● **Aim of the task**
In the listing that follows, print every line exactly and leave the images out.

======

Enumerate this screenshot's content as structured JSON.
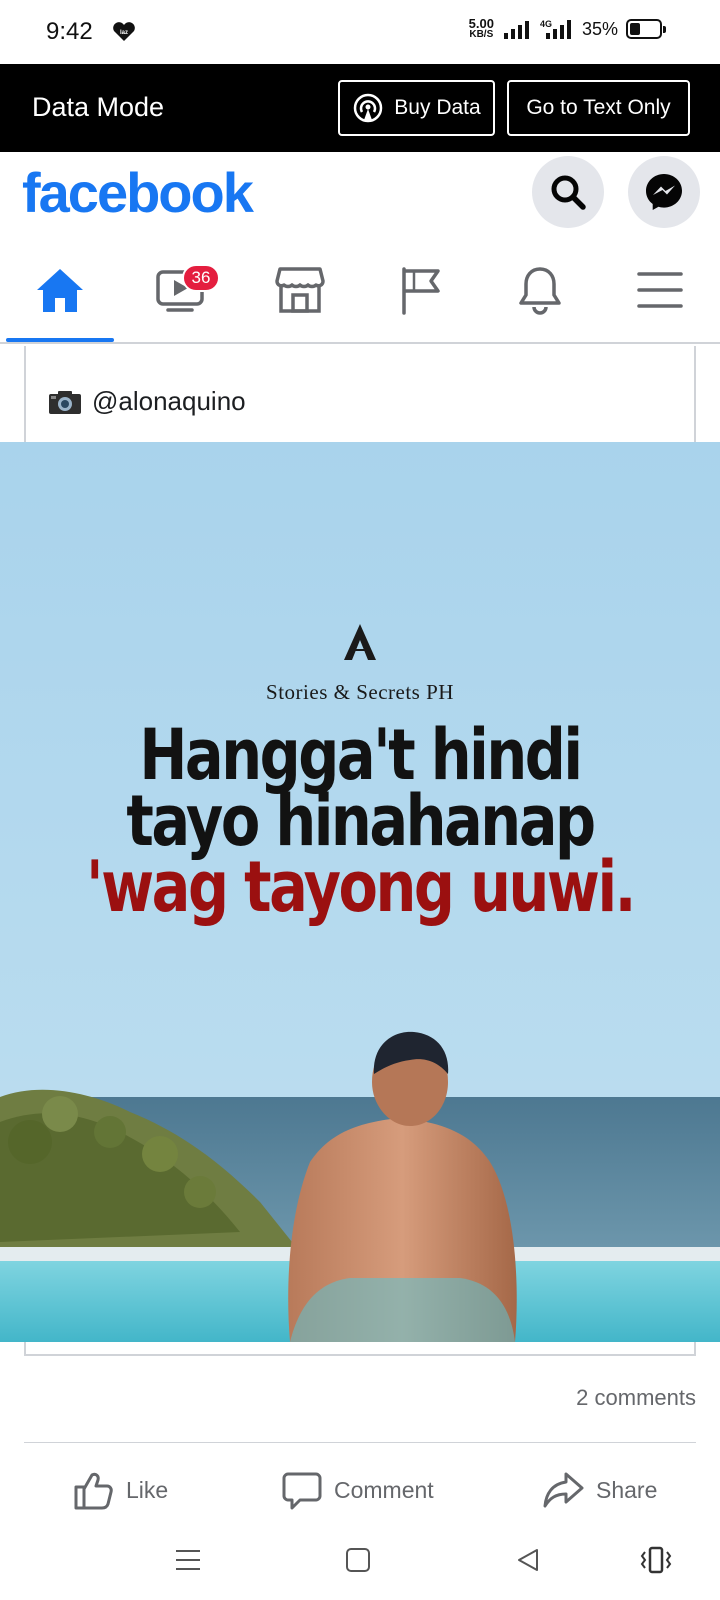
{
  "status_bar": {
    "time": "9:42",
    "notification_icon": "laz-icon",
    "net_speed_value": "5.00",
    "net_speed_unit": "KB/S",
    "network_type": "4G",
    "battery_percent": "35%",
    "battery_level": 0.35
  },
  "data_mode_bar": {
    "label": "Data Mode",
    "buy_data_label": "Buy Data",
    "text_only_label": "Go to Text Only"
  },
  "header": {
    "logo": "facebook",
    "brand_color": "#1877f2"
  },
  "nav": {
    "video_badge": "36",
    "tabs": [
      "home",
      "video",
      "marketplace",
      "pages",
      "notifications",
      "menu"
    ],
    "active_tab": "home"
  },
  "post": {
    "caption": "@alonaquino",
    "photo": {
      "brand": "Stories & Secrets PH",
      "quote_line1": "Hangga't hindi",
      "quote_line2": "tayo hinahanap",
      "quote_line3": "'wag tayong uuwi.",
      "quote_highlight_color": "#9b1010"
    },
    "comments_count": "2 comments",
    "actions": {
      "like": "Like",
      "comment": "Comment",
      "share": "Share"
    }
  }
}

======

● **Reply to the task**
Enumerate this screenshot's content as structured JSON.
{
  "status_bar": {
    "time": "9:42",
    "notification_icon": "laz-icon",
    "net_speed_value": "5.00",
    "net_speed_unit": "KB/S",
    "network_type": "4G",
    "battery_percent": "35%",
    "battery_level": 0.35
  },
  "data_mode_bar": {
    "label": "Data Mode",
    "buy_data_label": "Buy Data",
    "text_only_label": "Go to Text Only"
  },
  "header": {
    "logo": "facebook",
    "brand_color": "#1877f2"
  },
  "nav": {
    "video_badge": "36",
    "tabs": [
      "home",
      "video",
      "marketplace",
      "pages",
      "notifications",
      "menu"
    ],
    "active_tab": "home"
  },
  "post": {
    "caption": "@alonaquino",
    "photo": {
      "brand": "Stories & Secrets PH",
      "quote_line1": "Hangga't hindi",
      "quote_line2": "tayo hinahanap",
      "quote_line3": "'wag tayong uuwi.",
      "quote_highlight_color": "#9b1010"
    },
    "comments_count": "2 comments",
    "actions": {
      "like": "Like",
      "comment": "Comment",
      "share": "Share"
    }
  }
}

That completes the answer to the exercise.